A sex work advocate before they called it “sex work,” Margo St. James was the namesake of the St. James Infirmary and founded the old Hooker’s Ball. She also spearheaded a movement to legalize prostitution, and very nearly won a seat on the SF Board of Supervisors in 1996.
Tuesday’s San Francisco Board of Supervisors meeting concluded with a series of phrases you do not hear at other cities’ board of supervisors meetings, like “proud prostitute and pioneer,” and “how essential that clinic is for sex workers.” These were the supervisors’ words of memoriam for Margo St. James, the “Joan of Arc” of the sex worker movement who passed a week ago from Alzheimer’s complications, according to a post from the St. James Infirmary, the clinic she co-founded in 1999. St. James’ legacy was acknowledged in an SFGate obituary last week, and she was honored with a terrific New York Times write-up today. She was 83.
“Margo was far from a one-trick activist, so to speak, and she was — from many years of pro-prostitution rabblerousing in San Francisco — very connected to city politics,” Good Vibrations sexologist Dr. Carol Queen said in a statement. “Margo was an extraordinary role model not only for those of us who worked directly with the sex worker’s rights movement — she lit a match to create a flame that hasn’t burned out and has changed the way people across the country think of sex work.”
“Margo was close to about a thousand people,” said Ron Turner, publisher of Last Gasp books and comics. “She was plainspoken and welcoming but she took on extremely large adversaries, including just about every pastor in the country.” https://t.co/gqlu65Up1f— San Francisco Chronicle (@sfchronicle) January 15, 2021
St. James was first arrested for prostitution in 1962, defended herself in court, and got her charges dismissed. She would later start a Marin County support group called WHO (Whores, Housewives, and Others). “Others meant lesbian,” she told Bitch magazine in 2013. A personal essay she wrote in 2007 describes her era as a Summer of Love folk hero who hobnobbed with Ken Kesey, Dick Gregory, and Frank Zappa, and crusaded alongside Harvey Milk to co-found a legacy activist group called Citizens for Justice.
My absolute favorite photo of the icon, Margo St. James, with Jane Fonda, at the Second Annual Hookers Convention in 1975. (This is an actual print, made and stamped by UPI... I bought it last year. I don’t know anything else about its origins.) pic.twitter.com/YEhMzdFhxf— Melissa Gira Grant (@melissagira) January 13, 2021
By 1977, The Atlantic wrote that “No public relations expert could do more for prostitutes than ex-prostitute Margo St. James has done with COYOTE (Call Off Your Old Tired Ethics).” That organization spread nationwide, and while not successful at decriminalizing sex work, made it a fashionable cause, and the organization still has active chapters in several states.
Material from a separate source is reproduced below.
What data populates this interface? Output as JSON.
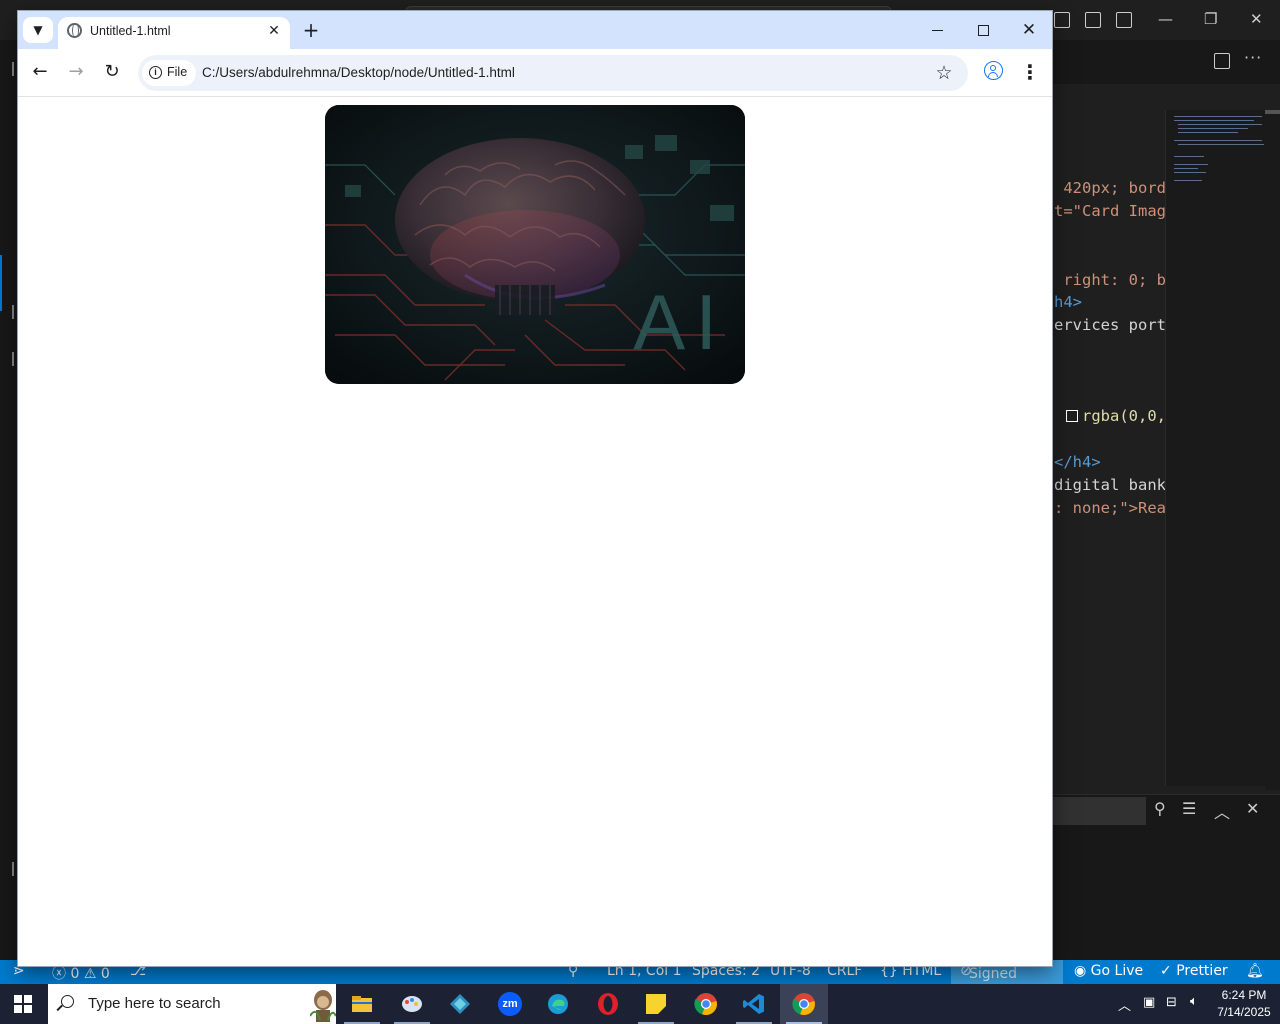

They also started up to a notorious 1970s-era Halloween weekend event called the Hooker’s Ball, which would eventually draw crowds as large as 20,000, and served as the inspiration for the Exotic Erotic Ball that would milk the concept for another 30 years.
#MargoStJames passed on January 11, 2021. Among other courageous contributions, Margo led the launch of the international #sexworkerrights movement at the European Parliament, Brussels at the World Whores Congress 1985. I love this photo by @AnnieSprinkle- Margo's piercing stare. pic.twitter.com/T2JRBVky2u— carol_leigh (@carol_leigh) January 13, 2021
In 1999, St. James co-founded her namesake St. James Infirmary, a “peer-based occupational health and safety clinic for sex workers of all genders” that continues as the nation’s only primary care clinic for sex workers. A few years before in 1996, she ran for the San Francisco Board of Supervisors, winning the endorsements of the-mayor Willie Brown and then-DA Patrick Hallinan. She barely lost, coming in seventh in a race where only the top six would win seats. Among those who beat her was a promising young legislator named Leland Yee, who was released from prison this past June after a profound fall from grace in the Shrimp Boy scandal.
“I wonder how it would have changed SF history if she’d won,” Dr. Queen said.
SF Board of Supervisors adjourned their meeting in honor of our beloved Margo, & unanimously proclaimed February 14th as "Margo St. James Day,” in San Francisco. pic.twitter.com/kD8VUAxj25— St. James Infirmary (@comebystjames) January 20, 2021
Parenthetically, at the close of Tuesday’s Board of Supervisors meeting, they declared that February 14, 2021 would be declared “Margo St. James Day.”
Image: St. James Infirmary